• [Information shown]
::::::

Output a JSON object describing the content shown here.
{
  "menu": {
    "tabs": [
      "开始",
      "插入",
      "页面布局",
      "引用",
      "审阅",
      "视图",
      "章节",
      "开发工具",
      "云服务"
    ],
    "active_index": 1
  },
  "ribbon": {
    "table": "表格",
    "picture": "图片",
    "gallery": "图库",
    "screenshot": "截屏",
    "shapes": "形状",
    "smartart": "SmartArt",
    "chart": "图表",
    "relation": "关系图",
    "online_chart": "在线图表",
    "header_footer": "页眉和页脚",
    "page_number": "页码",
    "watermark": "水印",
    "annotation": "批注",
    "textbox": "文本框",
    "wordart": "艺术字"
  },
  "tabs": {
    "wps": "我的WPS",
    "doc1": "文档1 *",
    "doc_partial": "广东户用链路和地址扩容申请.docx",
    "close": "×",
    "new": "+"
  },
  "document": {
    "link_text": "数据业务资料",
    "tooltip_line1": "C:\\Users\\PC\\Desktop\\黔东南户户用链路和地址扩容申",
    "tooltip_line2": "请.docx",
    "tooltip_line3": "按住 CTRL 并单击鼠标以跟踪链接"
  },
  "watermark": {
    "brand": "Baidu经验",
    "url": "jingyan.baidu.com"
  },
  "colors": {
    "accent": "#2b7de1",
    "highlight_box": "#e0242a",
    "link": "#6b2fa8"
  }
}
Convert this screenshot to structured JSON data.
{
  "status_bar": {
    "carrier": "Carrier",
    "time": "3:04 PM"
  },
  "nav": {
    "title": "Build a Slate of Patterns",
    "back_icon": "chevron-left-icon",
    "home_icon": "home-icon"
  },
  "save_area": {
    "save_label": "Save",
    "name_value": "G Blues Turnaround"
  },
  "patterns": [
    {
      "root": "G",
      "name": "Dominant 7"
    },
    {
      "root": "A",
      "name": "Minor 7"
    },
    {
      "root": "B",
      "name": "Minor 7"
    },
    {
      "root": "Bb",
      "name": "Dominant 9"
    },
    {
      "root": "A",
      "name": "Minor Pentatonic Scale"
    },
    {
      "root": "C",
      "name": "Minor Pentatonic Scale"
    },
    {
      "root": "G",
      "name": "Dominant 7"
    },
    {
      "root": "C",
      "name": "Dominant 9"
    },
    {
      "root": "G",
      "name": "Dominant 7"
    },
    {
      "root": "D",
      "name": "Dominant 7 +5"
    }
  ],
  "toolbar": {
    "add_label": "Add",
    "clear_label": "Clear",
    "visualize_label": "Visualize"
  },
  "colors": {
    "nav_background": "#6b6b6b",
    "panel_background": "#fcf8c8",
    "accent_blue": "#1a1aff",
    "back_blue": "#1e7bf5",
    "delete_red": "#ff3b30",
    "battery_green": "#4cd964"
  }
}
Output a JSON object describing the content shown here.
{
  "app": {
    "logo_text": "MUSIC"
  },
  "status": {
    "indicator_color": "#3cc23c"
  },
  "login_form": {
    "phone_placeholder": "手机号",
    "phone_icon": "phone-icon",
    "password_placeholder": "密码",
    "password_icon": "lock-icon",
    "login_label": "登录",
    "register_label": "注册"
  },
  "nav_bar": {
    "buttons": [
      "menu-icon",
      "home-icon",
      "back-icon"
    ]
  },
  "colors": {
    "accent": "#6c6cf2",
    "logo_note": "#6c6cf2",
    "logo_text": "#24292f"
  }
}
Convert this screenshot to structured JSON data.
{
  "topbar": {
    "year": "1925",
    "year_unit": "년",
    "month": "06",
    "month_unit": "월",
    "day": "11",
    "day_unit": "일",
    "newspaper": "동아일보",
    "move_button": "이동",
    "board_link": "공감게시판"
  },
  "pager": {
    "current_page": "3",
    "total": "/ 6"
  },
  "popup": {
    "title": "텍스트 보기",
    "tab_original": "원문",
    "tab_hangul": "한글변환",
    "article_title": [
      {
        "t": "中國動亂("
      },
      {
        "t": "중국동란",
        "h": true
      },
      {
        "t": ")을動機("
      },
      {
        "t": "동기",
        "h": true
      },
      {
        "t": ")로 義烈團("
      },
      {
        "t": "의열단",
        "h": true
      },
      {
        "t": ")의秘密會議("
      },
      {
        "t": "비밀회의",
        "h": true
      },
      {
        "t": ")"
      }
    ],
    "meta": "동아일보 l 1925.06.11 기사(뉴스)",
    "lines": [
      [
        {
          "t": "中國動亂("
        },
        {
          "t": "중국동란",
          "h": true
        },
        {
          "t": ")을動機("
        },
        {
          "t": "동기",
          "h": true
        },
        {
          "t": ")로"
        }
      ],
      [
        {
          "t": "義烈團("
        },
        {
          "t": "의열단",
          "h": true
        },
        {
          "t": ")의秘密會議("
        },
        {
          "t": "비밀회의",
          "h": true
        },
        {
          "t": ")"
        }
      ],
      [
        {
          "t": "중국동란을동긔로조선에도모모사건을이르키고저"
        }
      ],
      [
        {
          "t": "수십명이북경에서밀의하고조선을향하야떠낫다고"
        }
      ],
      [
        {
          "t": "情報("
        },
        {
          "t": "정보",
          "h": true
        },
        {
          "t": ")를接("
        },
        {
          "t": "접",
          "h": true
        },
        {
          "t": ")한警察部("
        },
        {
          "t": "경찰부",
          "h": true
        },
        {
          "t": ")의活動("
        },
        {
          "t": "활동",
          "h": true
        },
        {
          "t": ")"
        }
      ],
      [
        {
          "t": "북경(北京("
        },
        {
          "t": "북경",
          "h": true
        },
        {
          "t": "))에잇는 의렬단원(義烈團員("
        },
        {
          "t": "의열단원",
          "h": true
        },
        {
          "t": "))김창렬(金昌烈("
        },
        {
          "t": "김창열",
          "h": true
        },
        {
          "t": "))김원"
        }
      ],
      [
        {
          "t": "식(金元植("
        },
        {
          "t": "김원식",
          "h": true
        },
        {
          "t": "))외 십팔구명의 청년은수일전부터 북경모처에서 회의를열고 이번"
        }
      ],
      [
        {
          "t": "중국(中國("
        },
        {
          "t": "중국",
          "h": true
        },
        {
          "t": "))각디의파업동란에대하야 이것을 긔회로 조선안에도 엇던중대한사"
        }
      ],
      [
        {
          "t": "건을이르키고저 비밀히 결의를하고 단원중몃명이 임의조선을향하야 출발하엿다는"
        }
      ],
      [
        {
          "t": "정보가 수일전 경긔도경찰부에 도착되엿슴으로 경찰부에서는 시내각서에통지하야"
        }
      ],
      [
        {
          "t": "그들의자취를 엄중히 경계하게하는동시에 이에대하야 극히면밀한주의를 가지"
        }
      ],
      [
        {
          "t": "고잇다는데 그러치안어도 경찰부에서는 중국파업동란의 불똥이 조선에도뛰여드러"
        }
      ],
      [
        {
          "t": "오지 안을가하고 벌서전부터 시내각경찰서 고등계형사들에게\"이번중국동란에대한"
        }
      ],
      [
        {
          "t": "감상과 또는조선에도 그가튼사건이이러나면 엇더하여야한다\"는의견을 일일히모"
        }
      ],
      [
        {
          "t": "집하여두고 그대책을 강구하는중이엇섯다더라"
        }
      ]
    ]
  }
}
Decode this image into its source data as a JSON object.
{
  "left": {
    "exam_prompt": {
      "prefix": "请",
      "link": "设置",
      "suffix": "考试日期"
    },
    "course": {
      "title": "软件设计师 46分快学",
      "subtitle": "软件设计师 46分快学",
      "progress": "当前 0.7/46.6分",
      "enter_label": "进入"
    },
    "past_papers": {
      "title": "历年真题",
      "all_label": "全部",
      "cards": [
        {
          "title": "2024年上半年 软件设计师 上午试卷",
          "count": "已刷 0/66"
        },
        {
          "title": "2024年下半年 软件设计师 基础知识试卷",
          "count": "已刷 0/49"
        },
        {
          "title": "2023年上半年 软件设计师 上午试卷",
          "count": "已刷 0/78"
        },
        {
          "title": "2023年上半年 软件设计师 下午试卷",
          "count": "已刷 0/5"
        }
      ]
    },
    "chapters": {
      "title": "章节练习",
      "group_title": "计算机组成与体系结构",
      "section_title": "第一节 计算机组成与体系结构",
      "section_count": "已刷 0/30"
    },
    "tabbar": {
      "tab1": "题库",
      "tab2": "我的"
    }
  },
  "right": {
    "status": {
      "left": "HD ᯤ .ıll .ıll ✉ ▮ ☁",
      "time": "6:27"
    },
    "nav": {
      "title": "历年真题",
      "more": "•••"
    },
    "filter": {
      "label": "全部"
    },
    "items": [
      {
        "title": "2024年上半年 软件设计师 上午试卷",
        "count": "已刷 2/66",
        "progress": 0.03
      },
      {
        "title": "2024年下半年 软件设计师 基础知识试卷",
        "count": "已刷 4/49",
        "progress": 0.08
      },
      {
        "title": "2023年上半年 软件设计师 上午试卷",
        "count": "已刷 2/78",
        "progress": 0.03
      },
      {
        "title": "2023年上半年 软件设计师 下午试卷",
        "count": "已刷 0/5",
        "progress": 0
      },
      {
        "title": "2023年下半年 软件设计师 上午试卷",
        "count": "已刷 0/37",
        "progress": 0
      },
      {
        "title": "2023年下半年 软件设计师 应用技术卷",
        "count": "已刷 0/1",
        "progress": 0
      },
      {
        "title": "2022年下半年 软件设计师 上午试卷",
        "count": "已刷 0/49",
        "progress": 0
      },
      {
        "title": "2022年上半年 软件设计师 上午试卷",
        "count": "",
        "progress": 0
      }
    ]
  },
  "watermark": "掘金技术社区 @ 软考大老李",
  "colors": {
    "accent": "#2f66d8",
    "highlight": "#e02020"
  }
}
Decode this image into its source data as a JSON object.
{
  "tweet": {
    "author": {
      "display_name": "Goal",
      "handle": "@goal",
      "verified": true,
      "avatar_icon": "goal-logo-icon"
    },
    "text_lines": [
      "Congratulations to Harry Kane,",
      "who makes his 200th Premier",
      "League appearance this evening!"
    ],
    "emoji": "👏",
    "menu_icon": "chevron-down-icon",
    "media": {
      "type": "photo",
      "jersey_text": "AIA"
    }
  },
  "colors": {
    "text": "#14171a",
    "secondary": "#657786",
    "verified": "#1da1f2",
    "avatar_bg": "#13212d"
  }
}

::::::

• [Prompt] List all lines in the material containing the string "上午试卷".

• [Answer to this problem]
          "title": "2024年上半年 软件设计师 上午试卷",
          "title": "2023年上半年 软件设计师 上午试卷",
        "title": "2024年上半年 软件设计师 上午试卷",
        "title": "2023年上半年 软件设计师 上午试卷",
        "title": "2023年下半年 软件设计师 上午试卷",
        "title": "2022年下半年 软件设计师 上午试卷",
        "title": "2022年上半年 软件设计师 上午试卷",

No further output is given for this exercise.